:: AVAILABLE RECORDS
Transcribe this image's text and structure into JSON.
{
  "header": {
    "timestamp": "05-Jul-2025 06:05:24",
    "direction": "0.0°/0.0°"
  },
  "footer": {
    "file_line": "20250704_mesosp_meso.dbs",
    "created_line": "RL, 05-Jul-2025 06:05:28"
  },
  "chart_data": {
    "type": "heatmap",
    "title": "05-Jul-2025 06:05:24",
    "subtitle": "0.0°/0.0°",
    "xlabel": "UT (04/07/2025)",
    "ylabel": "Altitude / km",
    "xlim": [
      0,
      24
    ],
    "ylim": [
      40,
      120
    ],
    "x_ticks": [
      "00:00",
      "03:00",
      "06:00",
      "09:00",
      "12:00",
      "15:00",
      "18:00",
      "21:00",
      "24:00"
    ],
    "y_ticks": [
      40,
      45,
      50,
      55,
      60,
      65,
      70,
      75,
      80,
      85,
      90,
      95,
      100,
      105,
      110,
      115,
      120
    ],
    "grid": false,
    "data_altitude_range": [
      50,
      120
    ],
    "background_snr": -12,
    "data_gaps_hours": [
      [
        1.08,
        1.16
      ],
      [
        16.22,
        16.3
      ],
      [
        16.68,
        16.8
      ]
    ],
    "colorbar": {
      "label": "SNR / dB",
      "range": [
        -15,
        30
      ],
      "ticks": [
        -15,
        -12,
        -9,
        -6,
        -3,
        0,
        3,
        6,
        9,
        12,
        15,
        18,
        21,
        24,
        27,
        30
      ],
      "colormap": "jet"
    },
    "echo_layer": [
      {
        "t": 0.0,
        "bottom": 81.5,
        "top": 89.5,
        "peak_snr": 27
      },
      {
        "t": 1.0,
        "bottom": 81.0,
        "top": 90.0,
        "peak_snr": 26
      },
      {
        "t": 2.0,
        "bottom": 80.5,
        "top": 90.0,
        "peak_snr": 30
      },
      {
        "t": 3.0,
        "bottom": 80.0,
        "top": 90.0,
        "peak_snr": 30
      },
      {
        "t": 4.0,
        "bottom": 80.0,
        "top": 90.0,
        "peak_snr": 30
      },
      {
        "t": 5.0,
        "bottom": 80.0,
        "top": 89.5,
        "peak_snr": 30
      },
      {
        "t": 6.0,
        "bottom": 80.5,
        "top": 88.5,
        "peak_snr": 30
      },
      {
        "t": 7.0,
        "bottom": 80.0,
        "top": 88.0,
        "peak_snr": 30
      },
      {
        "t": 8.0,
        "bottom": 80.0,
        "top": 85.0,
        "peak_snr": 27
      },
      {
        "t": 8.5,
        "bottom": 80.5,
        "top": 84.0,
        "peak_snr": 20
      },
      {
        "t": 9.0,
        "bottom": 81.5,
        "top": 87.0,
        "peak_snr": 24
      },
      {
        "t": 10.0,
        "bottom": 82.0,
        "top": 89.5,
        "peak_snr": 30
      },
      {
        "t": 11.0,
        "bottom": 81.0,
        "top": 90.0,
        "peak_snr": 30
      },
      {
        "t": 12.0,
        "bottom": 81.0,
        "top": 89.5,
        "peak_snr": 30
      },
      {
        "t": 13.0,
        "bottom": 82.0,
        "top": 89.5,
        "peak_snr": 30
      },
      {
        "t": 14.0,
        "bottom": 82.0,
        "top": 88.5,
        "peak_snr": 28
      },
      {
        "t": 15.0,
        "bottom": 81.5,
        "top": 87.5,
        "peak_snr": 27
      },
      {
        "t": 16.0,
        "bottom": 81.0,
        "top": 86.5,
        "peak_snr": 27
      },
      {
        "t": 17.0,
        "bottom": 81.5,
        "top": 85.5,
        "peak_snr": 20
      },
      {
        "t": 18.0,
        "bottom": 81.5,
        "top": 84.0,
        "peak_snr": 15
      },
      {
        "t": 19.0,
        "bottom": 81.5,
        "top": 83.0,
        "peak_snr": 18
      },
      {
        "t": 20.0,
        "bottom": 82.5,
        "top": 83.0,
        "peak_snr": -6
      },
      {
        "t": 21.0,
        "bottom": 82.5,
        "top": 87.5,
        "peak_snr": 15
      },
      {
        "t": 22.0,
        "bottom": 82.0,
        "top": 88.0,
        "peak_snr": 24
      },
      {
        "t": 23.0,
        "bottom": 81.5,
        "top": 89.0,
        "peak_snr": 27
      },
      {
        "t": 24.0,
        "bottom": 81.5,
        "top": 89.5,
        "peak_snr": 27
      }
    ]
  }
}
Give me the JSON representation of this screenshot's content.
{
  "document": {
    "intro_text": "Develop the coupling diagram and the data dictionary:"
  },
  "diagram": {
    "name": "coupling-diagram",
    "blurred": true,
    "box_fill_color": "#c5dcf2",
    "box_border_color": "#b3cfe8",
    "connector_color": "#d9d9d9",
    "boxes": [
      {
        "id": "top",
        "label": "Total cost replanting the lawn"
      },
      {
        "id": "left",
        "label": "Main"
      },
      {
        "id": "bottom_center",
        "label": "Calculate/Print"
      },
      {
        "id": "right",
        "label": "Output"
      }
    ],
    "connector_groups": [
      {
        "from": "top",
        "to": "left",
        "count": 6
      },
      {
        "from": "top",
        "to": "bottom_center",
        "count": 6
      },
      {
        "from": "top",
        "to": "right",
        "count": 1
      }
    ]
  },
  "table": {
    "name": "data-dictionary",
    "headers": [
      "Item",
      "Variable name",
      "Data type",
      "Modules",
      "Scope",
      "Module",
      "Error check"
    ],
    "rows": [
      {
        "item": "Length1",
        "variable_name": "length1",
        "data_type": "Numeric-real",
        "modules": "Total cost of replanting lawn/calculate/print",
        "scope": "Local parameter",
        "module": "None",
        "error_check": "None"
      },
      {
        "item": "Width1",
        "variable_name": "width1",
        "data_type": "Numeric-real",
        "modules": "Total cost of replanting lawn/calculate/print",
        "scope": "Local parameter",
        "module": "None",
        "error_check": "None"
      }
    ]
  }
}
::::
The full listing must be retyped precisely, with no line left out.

Transcribe this image's text and structure into JSON.
{
  "header": {
    "timestamp": "05-Jul-2025 06:05:24",
    "direction": "0.0°/0.0°"
  },
  "footer": {
    "file_line": "20250704_mesosp_meso.dbs",
    "created_line": "RL, 05-Jul-2025 06:05:28"
  },
  "chart_data": {
    "type": "heatmap",
    "title": "05-Jul-2025 06:05:24",
    "subtitle": "0.0°/0.0°",
    "xlabel": "UT (04/07/2025)",
    "ylabel": "Altitude / km",
    "xlim": [
      0,
      24
    ],
    "ylim": [
      40,
      120
    ],
    "x_ticks": [
      "00:00",
      "03:00",
      "06:00",
      "09:00",
      "12:00",
      "15:00",
      "18:00",
      "21:00",
      "24:00"
    ],
    "y_ticks": [
      40,
      45,
      50,
      55,
      60,
      65,
      70,
      75,
      80,
      85,
      90,
      95,
      100,
      105,
      110,
      115,
      120
    ],
    "grid": false,
    "data_altitude_range": [
      50,
      120
    ],
    "background_snr": -12,
    "data_gaps_hours": [
      [
        1.08,
        1.16
      ],
      [
        16.22,
        16.3
      ],
      [
        16.68,
        16.8
      ]
    ],
    "colorbar": {
      "label": "SNR / dB",
      "range": [
        -15,
        30
      ],
      "ticks": [
        -15,
        -12,
        -9,
        -6,
        -3,
        0,
        3,
        6,
        9,
        12,
        15,
        18,
        21,
        24,
        27,
        30
      ],
      "colormap": "jet"
    },
    "echo_layer": [
      {
        "t": 0.0,
        "bottom": 81.5,
        "top": 89.5,
        "peak_snr": 27
      },
      {
        "t": 1.0,
        "bottom": 81.0,
        "top": 90.0,
        "peak_snr": 26
      },
      {
        "t": 2.0,
        "bottom": 80.5,
        "top": 90.0,
        "peak_snr": 30
      },
      {
        "t": 3.0,
        "bottom": 80.0,
        "top": 90.0,
        "peak_snr": 30
      },
      {
        "t": 4.0,
        "bottom": 80.0,
        "top": 90.0,
        "peak_snr": 30
      },
      {
        "t": 5.0,
        "bottom": 80.0,
        "top": 89.5,
        "peak_snr": 30
      },
      {
        "t": 6.0,
        "bottom": 80.5,
        "top": 88.5,
        "peak_snr": 30
      },
      {
        "t": 7.0,
        "bottom": 80.0,
        "top": 88.0,
        "peak_snr": 30
      },
      {
        "t": 8.0,
        "bottom": 80.0,
        "top": 85.0,
        "peak_snr": 27
      },
      {
        "t": 8.5,
        "bottom": 80.5,
        "top": 84.0,
        "peak_snr": 20
      },
      {
        "t": 9.0,
        "bottom": 81.5,
        "top": 87.0,
        "peak_snr": 24
      },
      {
        "t": 10.0,
        "bottom": 82.0,
        "top": 89.5,
        "peak_snr": 30
      },
      {
        "t": 11.0,
        "bottom": 81.0,
        "top": 90.0,
        "peak_snr": 30
      },
      {
        "t": 12.0,
        "bottom": 81.0,
        "top": 89.5,
        "peak_snr": 30
      },
      {
        "t": 13.0,
        "bottom": 82.0,
        "top": 89.5,
        "peak_snr": 30
      },
      {
        "t": 14.0,
        "bottom": 82.0,
        "top": 88.5,
        "peak_snr": 28
      },
      {
        "t": 15.0,
        "bottom": 81.5,
        "top": 87.5,
        "peak_snr": 27
      },
      {
        "t": 16.0,
        "bottom": 81.0,
        "top": 86.5,
        "peak_snr": 27
      },
      {
        "t": 17.0,
        "bottom": 81.5,
        "top": 85.5,
        "peak_snr": 20
      },
      {
        "t": 18.0,
        "bottom": 81.5,
        "top": 84.0,
        "peak_snr": 15
      },
      {
        "t": 19.0,
        "bottom": 81.5,
        "top": 83.0,
        "peak_snr": 18
      },
      {
        "t": 20.0,
        "bottom": 82.5,
        "top": 83.0,
        "peak_snr": -6
      },
      {
        "t": 21.0,
        "bottom": 82.5,
        "top": 87.5,
        "peak_snr": 15
      },
      {
        "t": 22.0,
        "bottom": 82.0,
        "top": 88.0,
        "peak_snr": 24
      },
      {
        "t": 23.0,
        "bottom": 81.5,
        "top": 89.0,
        "peak_snr": 27
      },
      {
        "t": 24.0,
        "bottom": 81.5,
        "top": 89.5,
        "peak_snr": 27
      }
    ]
  }
}
Give me the JSON representation of this screenshot's content.
{
  "document": {
    "intro_text": "Develop the coupling diagram and the data dictionary:"
  },
  "diagram": {
    "name": "coupling-diagram",
    "blurred": true,
    "box_fill_color": "#c5dcf2",
    "box_border_color": "#b3cfe8",
    "connector_color": "#d9d9d9",
    "boxes": [
      {
        "id": "top",
        "label": "Total cost replanting the lawn"
      },
      {
        "id": "left",
        "label": "Main"
      },
      {
        "id": "bottom_center",
        "label": "Calculate/Print"
      },
      {
        "id": "right",
        "label": "Output"
      }
    ],
    "connector_groups": [
      {
        "from": "top",
        "to": "left",
        "count": 6
      },
      {
        "from": "top",
        "to": "bottom_center",
        "count": 6
      },
      {
        "from": "top",
        "to": "right",
        "count": 1
      }
    ]
  },
  "table": {
    "name": "data-dictionary",
    "headers": [
      "Item",
      "Variable name",
      "Data type",
      "Modules",
      "Scope",
      "Module",
      "Error check"
    ],
    "rows": [
      {
        "item": "Length1",
        "variable_name": "length1",
        "data_type": "Numeric-real",
        "modules": "Total cost of replanting lawn/calculate/print",
        "scope": "Local parameter",
        "module": "None",
        "error_check": "None"
      },
      {
        "item": "Width1",
        "variable_name": "width1",
        "data_type": "Numeric-real",
        "modules": "Total cost of replanting lawn/calculate/print",
        "scope": "Local parameter",
        "module": "None",
        "error_check": "None"
      }
    ]
  }
}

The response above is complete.